Sometimes I forget just how terrific this movie is. Taking a break this afternoon from the 2nd book in The Hunger Games trilogy, I turned on the TV to find Gothika streaming its opening credits. I decided to watch it again since it was the middle of the day. It's easy to be courageous when it's light outside. I remember watching this film for the first time and, even though that was almost 10 years ago, I still get the chills thinking back on some of the graphic images. This, my friends, is movie editing at its best.
The movie opens with Miranda Grey (Halle Berry), a doctor in a mental institution, frustrated with Chloe who is one of her patients. Chloe is a rape victim who can't cope with reality and from time to time embellishes her rape recount. Miranda shares her frustration with her husband Doug (Charles Dutton) who happens to run the facility. On her way home that night, Miranda sees a girl in the middle of the road and gets in a car accident trying to avoid her. Miranda wakes up to find that she, herself, is now an unwilling patient at the mental institution where she worked. Enter Dr. Pete Graham (Robert Downey, Jr.) and the rest of the amazing storyline begins to unfold.
We come to find out that Doug has been savagely murdered and Miranda is accused of the crime. Halle Berry's portrayal of the misunderstood patient is played to perfection, allowing the viewer to feel her vexation as the people she used to work with are now treating her like some random nut job. The beauty of the screenplay is Miranda's own self-doubt about her sanity, leaving the audience to wonder about it as well. Are the ghosts she sees and the disembodied voices she hears simply delusions? You'll have to see for yourself.
The creep factor is high for this thriller considering the setting within the mental institution and its oddly flickering florescent lights. The cinematography and music are executed well causing you to be on the edge of your seat, when you're not jumping out of it, that is.

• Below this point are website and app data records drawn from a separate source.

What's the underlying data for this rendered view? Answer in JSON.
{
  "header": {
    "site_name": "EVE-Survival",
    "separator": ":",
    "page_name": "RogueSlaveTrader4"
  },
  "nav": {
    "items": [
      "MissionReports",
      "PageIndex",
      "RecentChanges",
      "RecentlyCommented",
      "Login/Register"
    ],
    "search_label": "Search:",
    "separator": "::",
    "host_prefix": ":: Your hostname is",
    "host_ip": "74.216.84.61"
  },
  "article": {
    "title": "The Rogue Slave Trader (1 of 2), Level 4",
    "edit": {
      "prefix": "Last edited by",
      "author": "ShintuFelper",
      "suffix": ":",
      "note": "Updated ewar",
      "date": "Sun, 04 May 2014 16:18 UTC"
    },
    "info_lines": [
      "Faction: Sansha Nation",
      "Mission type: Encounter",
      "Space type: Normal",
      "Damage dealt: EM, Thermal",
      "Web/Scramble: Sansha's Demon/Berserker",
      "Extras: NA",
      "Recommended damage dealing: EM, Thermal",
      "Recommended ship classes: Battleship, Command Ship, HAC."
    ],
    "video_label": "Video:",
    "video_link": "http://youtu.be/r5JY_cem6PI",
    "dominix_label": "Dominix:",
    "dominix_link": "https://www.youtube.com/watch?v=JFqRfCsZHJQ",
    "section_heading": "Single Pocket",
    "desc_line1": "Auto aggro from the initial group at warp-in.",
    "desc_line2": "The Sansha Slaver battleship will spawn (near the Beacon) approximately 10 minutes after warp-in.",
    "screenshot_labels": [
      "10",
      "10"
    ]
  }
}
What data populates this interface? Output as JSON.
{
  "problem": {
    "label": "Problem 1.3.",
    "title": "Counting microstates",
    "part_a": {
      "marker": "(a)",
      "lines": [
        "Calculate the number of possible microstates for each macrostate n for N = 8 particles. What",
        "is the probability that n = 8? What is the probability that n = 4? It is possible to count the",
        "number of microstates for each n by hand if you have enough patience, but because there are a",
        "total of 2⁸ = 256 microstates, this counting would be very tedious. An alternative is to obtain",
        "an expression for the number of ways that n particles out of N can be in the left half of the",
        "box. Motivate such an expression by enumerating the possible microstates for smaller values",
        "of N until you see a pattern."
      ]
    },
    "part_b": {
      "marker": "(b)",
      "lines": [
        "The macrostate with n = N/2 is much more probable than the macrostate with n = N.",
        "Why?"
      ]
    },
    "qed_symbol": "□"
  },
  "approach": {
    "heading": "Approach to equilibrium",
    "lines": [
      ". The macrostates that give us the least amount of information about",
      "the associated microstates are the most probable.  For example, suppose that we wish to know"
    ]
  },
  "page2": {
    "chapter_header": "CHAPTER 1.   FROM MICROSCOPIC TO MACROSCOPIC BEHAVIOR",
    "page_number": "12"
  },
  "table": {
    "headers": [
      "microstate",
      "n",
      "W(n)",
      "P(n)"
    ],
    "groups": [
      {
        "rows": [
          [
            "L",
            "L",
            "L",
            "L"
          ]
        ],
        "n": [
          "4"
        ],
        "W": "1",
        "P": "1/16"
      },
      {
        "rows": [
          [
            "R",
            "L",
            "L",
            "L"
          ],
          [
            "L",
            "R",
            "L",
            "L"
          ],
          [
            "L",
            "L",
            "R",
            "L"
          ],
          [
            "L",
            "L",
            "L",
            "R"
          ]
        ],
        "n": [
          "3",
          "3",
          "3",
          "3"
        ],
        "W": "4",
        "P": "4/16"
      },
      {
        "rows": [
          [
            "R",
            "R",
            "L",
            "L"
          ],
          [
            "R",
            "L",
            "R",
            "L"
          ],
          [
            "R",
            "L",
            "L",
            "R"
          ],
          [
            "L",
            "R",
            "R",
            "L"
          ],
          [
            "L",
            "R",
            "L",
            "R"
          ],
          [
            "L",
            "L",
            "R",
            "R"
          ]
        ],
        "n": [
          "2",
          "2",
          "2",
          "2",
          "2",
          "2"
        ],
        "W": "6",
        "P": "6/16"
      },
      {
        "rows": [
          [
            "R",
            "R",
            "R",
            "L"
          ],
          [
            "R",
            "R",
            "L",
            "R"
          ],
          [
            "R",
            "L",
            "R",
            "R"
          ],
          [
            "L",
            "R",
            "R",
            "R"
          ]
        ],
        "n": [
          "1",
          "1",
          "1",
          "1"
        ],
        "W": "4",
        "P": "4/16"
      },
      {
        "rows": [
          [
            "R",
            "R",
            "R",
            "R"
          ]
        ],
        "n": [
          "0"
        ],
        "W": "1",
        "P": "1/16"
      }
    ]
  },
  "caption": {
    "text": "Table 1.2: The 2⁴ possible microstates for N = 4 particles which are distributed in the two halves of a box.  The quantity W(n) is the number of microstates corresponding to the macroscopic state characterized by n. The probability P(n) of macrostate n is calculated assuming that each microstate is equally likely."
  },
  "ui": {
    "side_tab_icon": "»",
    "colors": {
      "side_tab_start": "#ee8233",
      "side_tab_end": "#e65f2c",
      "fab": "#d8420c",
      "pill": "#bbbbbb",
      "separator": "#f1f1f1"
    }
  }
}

On my Scare-O-Meter of 1 to 4 jumps, I give Gothika 3 jumps for not only its scare factor but for its excellent screenplay and originality.